Tuesday, November 11, 2008

Martinez Cemeteries, ca. 1882

I found a beautiful description, circa 1882, of the view and surroundings of Alhambra Cemetery in Martinez. I plan to take the family to the Alhambra and Catholic cemeteries this weekend and take some pictures, hopefully a 360 degree shot to show the view described below as it is today. Knowing Martinez and that area, it should look rather similar, with the exception of the bridges spanning the Carquinez, and some of the recent construction. Martinez and Benicia retain alot of old town character, despite being within the greater circle of the SF Bay Area.

The Solano, of course, now rests in ignominy in the waters off Antioch. The CPRR museum has a great page all about the Solano with many photos, illustrations, etc..

From: HISTORY OF CONTRA COSTA COUNTY,CALIFORNIA, 1882, page 414-415. Online at Google Books.

CEMETERIES-The "God's Acre" in Martinez is one of the most beautifully situated "Resting Places" in the State. Commanding a prominent position on a considerable elevation, here lie in peace many of the county's dead, whose headstones tell their tale, and whose well-kept graves attest the love which binds those remaining on earth to those who have journeyed to that "undiscovered country from whose bourne no traveler returns."

ALHAMBRA CEMETERY.-The Alhambra Cemetery was originally a portion of the town of Martinez, surveyed into town lots, and formed a part of the Pinole Grant of the Martinez heirs. Here, as early as 1854, was buried A. M. Holliday, and here, too rests that venerable pioneer Captain Joseph R. Walker. Born, says his epitaph, December 13, 1798, he emigrated from Tennessee to Missouri in 1819; to New Mexico, 1820; to the Rocky Mountains, 1832; to California, 1833; camped at Yosemite, November 13, 1833; died October 27, 1876. In the year 1862 the open ground was enclosed by the people of Martinez and its vicinity, by subscription, and in March, 1869, the Alhambra Cemetery Association was incorporated with the following Trustees: O. C. Coffin, E. W. Hiller, Thomas A. Brown, L. I. Fish, Mark Shepard, C. C. Swain. Those at present serving (1882) are: W. M. Hale, President; G. A. Sherman, Vice President; L. C. Wittenmyer, Secretary; E. W. Hiller, Treasurer and Superintendant; M. H. Bailache, and Dr. J. H. Carothers. The ground, which is five acres in extent, is supplied with water by windmill power and retained in a large reservoir for facility of distribution. The property is now owned by the Association, they having acquired it by purchase.

ROMAN CATHOLIC CEMETERY.- Contiguous to the Alhambra, and on still higher ground, is the cemetery of the Roman Catholics. At one time the resting place for their dead was on the same hill as that of the protestants, but a fire having destroyed many of the monuments, they moved to higher ground.
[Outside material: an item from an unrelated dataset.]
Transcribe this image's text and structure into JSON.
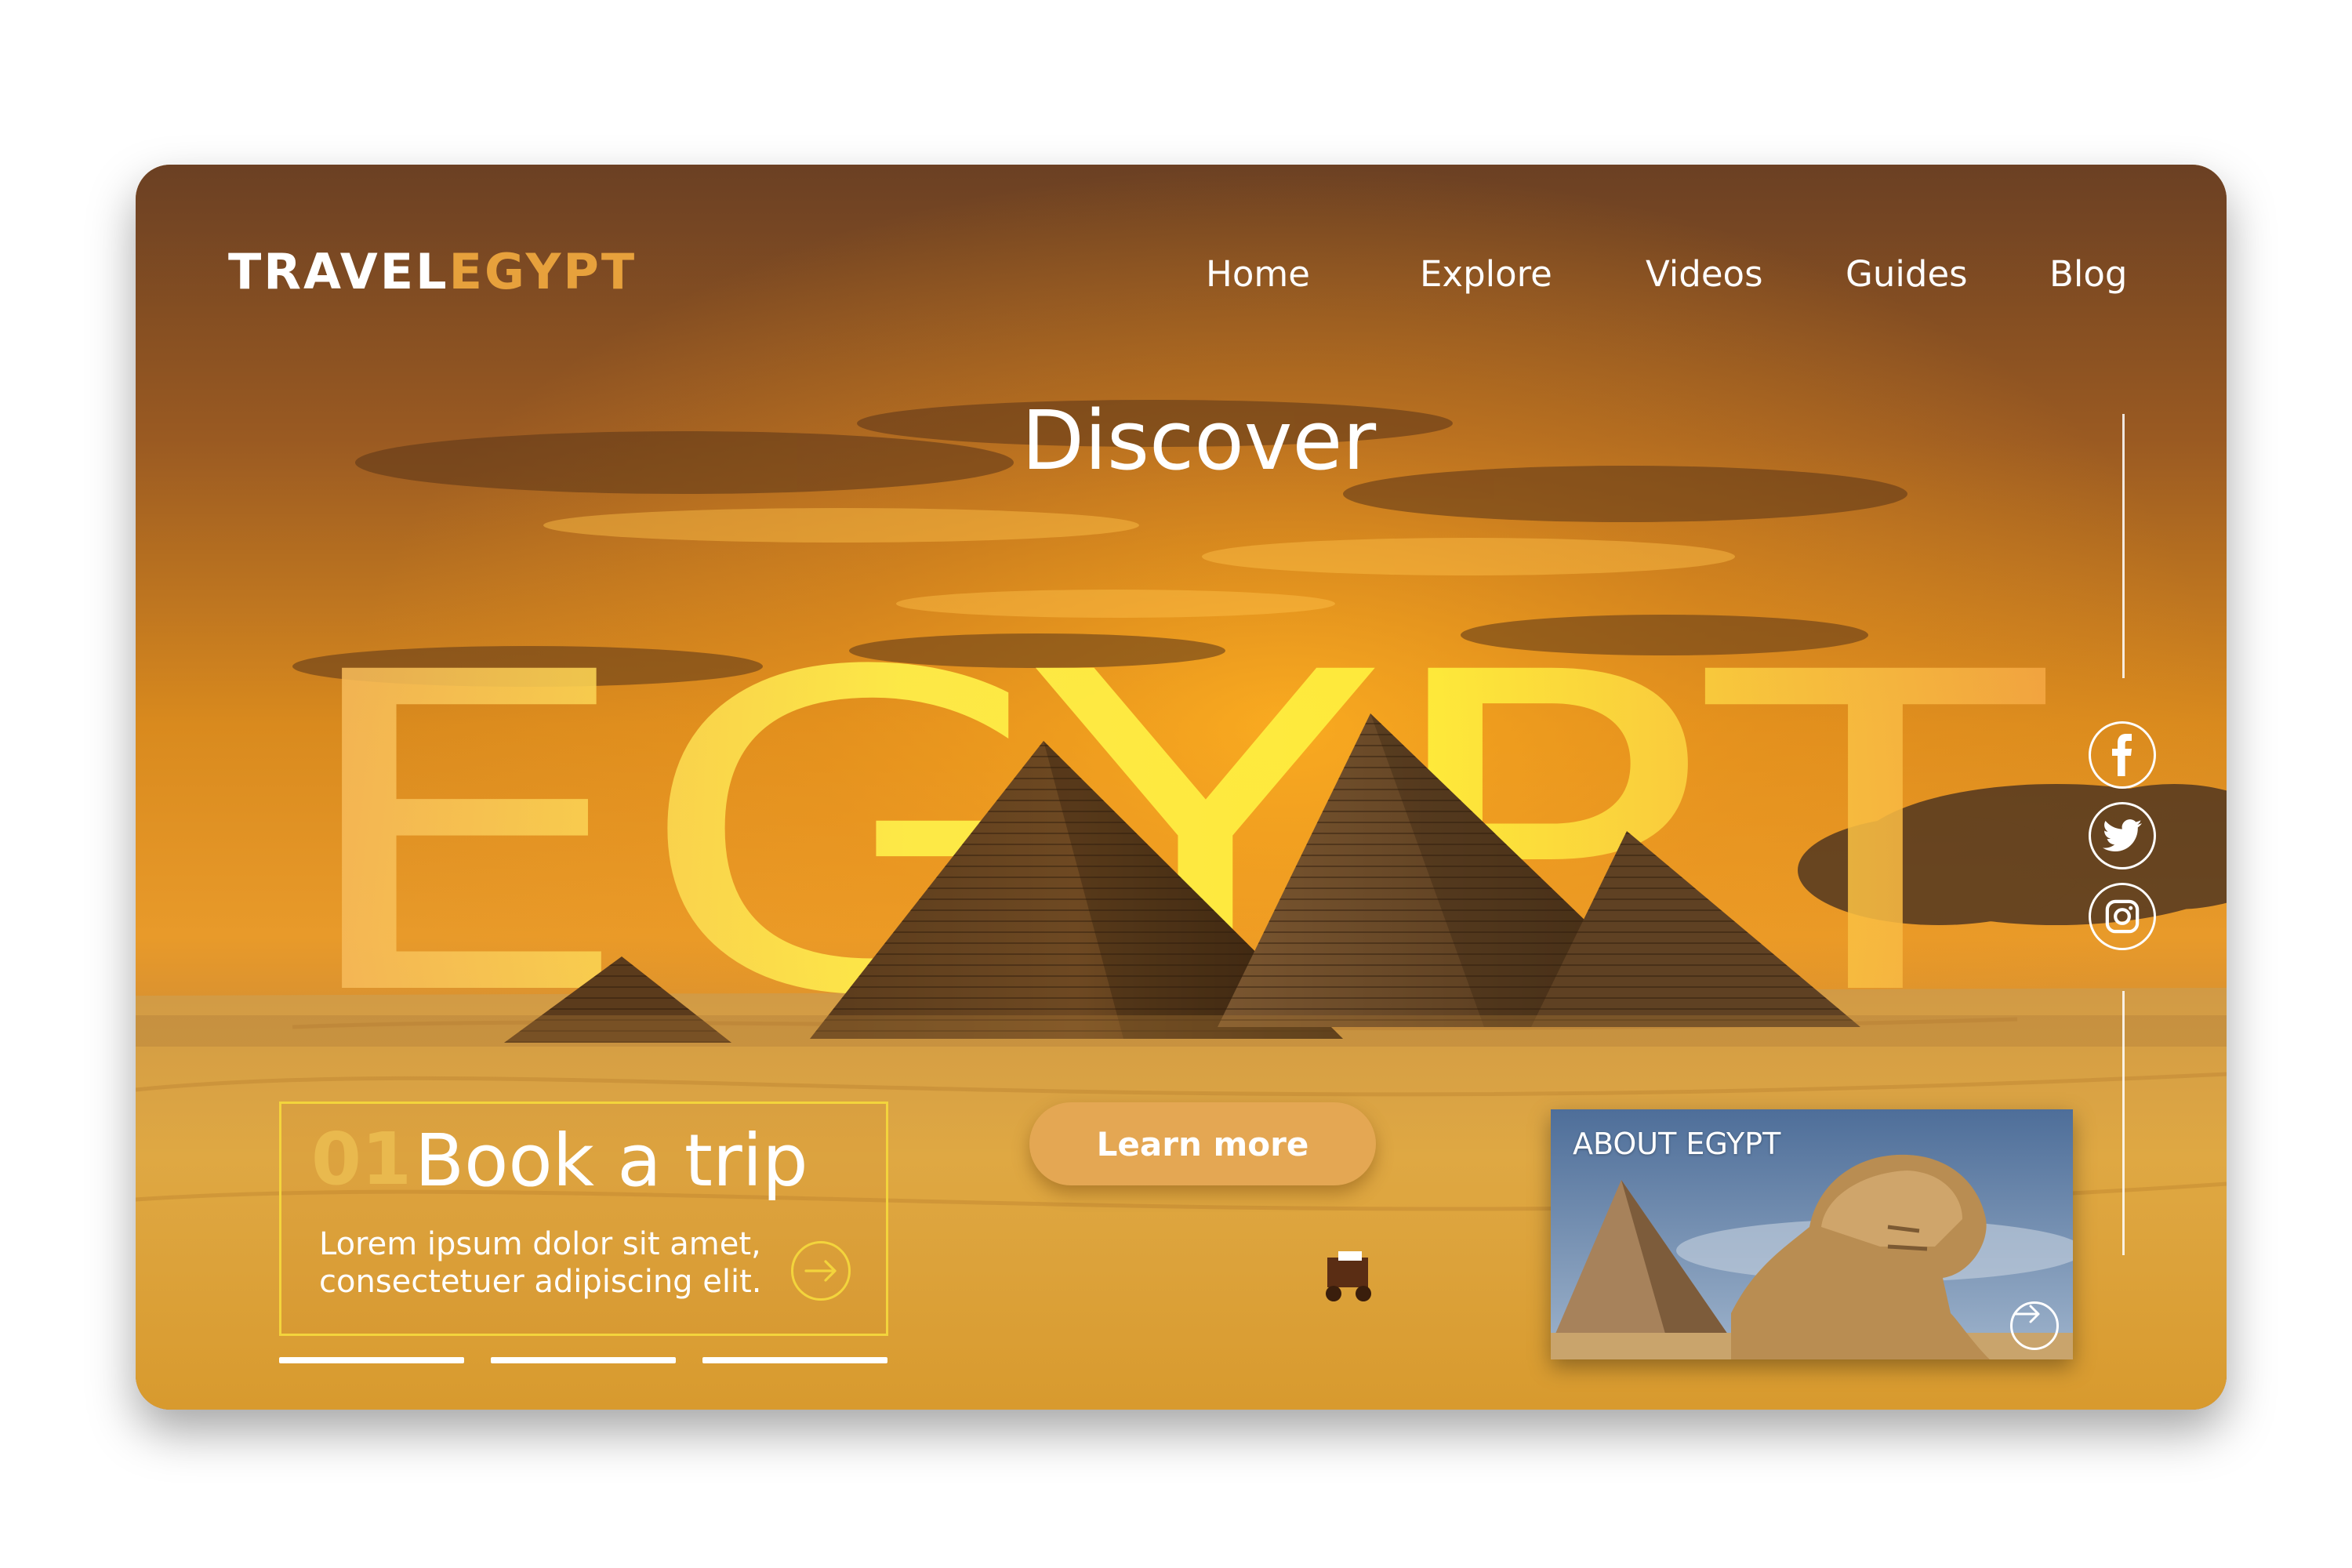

Here lie many of the early Spanish settlers and their descendants; underneath the high wooden-cross, which is to be distinguished from far and near, is buried one of the Briones family, while in close proximity to it is the chaste and beautiful tomb of the late respected and much regretted Supervisor John Tormey. This point commands and extensive view; below--at one's feet--lies the little town, nestling in its frame of hills, and sheltered by umbrageous trees; to the north we trace the bays and creeks of the [Page 415] opposite shore of Solano, and its thriving town of Benicia. To the right rises Mount Diablo in all its beauty of shape and color; to the left in the blue distance we gain a peep of Mount St. Helena, at the head of Napa valley. Anon the shrill shriek of the locomotive is heard as it rounds the military lines on the opposite side of the Carquinez straits, its journey may be traced until it is swallowed by the capacious maw of the Solano, the leviathan ferry-boat which transports it to the shores of Contra Costa; we see the giant slowly leave her berth, and quickly traverse the intervening space of water, and safely glide into the slips at Port Costa, and off the cars rush for their destination. Again, as the sun sinks, the lengthening shadows of the trees warn us of approaching night. The air becomes chill, we leave the hallowed spot, having communed with nature and her "departed spirits."

1 comment:

Terry Thornton said...

JENNIFER, You are so fortunate to have an 1882 word description of these cemeteries. I look forward to your photographs to compare to the 126 year-old description.